Transcription using technology

With the advent of machine learning and various Natural Language Processing (NLP)algorithms, speech to text has evolved leaps and bounds. There are plenty of services emerging that employ this technology to offer real time and delayed transcription for arbitration. An advanced speech to text engine offers more than 90% accuracy and the remaining accuracy can be achieved by a manual overlay. The advantages of technology based legal transcription are as follows:

  • No dictation and waiting for the steno or typist to complete typing: This is a big efficiency improvement over the current method where the pace of a hearing depends to a large extent on the typist and in most of these cases, the typists are dictated.
  • No losing of the flow of an argument or an examination: During an argument, any interruption could potentially derail the train of thoughts. During an argument, the speed of speech also increases which makes it difficult for a human transcriber to grasp everything and they end up interrupting the flow by requesting to repeat a word or a sentence.
  • Availability of an audio or video recording for further verification: A good transcription service provider provides a transcript in digital format along with a recording of the hearing. The software is designed to help the users click a segment of the transcript and hear only that part of the audio.
  • Way cheaper than stenographer: Technology should bring costs down and legal transcription is no exception. As these services come at a fraction of a cost of stenographers, legal transcription is expected to be availed in more arbitration hearings and hence will contribute towards improving the efficiency of dispute resolution at scale.
  • Improves with time: The concept of Machine Learning means that the more we use it the better it gets. Hence the speech to text engines are known to become more accurate with time and hence become even more valuable than they already are.

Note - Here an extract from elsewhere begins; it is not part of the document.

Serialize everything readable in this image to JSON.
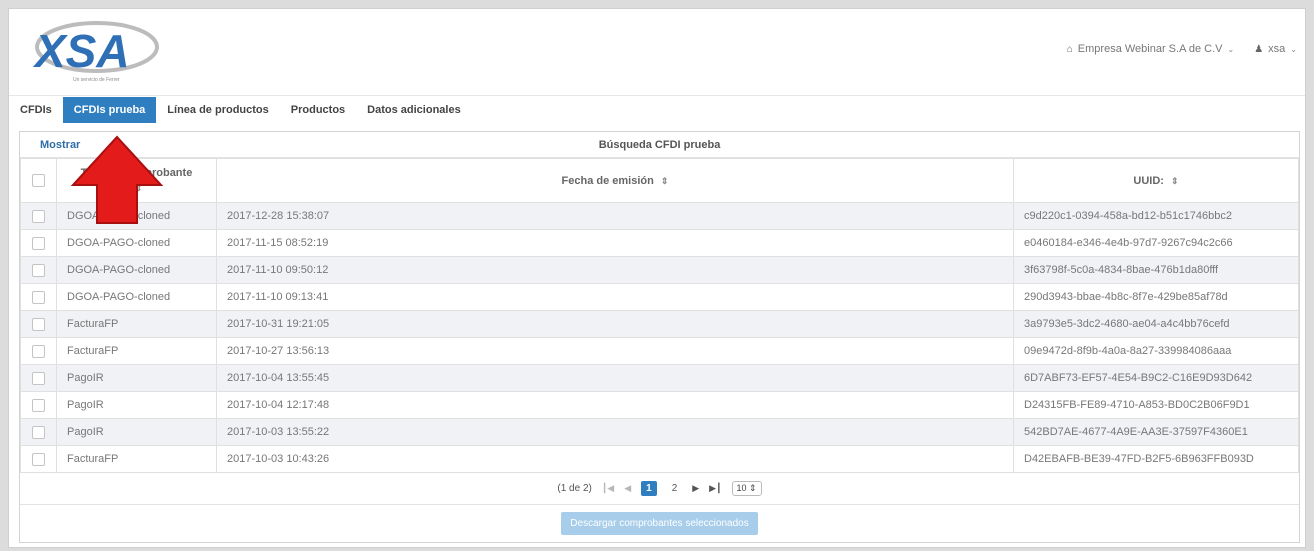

Although technology based legal transcription offers a great deal of advantages, it comes with its own challenges. Some of them are:

  • It needs a very good technology and design team to work in tandem to build a useful solution.
  • There will be a manual overlay after the speech to text engine has done its job to improve the accuracy further. The person correcting the transcript needs to be cost effective and still have most of the characteristics of a real time stenographer as described before.
  • Transcription of multiple languages in the same session is not efficiently possible.
  • The data security and privacy norms must be strictly adhered with due to the sensitive nature of the data.

Should a simple hearing need transcription?

In most simple cases, hearings last a few hours and there is a long gap between two successive hearings. In such cases, transcription may seem a bit of an overkill. The parties can choose to use a stenographer to record the key points and that will mostly be sufficient. In the absence of a stenographer, a recording of the hearing can be transcribed and saved for reference. Note that a delayed transcript costs a lot less than a real time transcript or same day delivery transcript.

After conducting several complex arbitration hearings on CORD, we can markedly see the efficiency transcription brings into the process. A recent hearing that took place on the CORD platform was planned for 8 days and was eventually completed in 6.5 days largely due to the real time transcription and robust virtual hearing methods. 15 participants saving 1.5 days resulted in a huge cost saving that will benefit every stakeholder of an arbitration hearing.

About the author: Badarivishal Kinhal is the co-founder of CORD. He lives in the intersection of law, technology and art.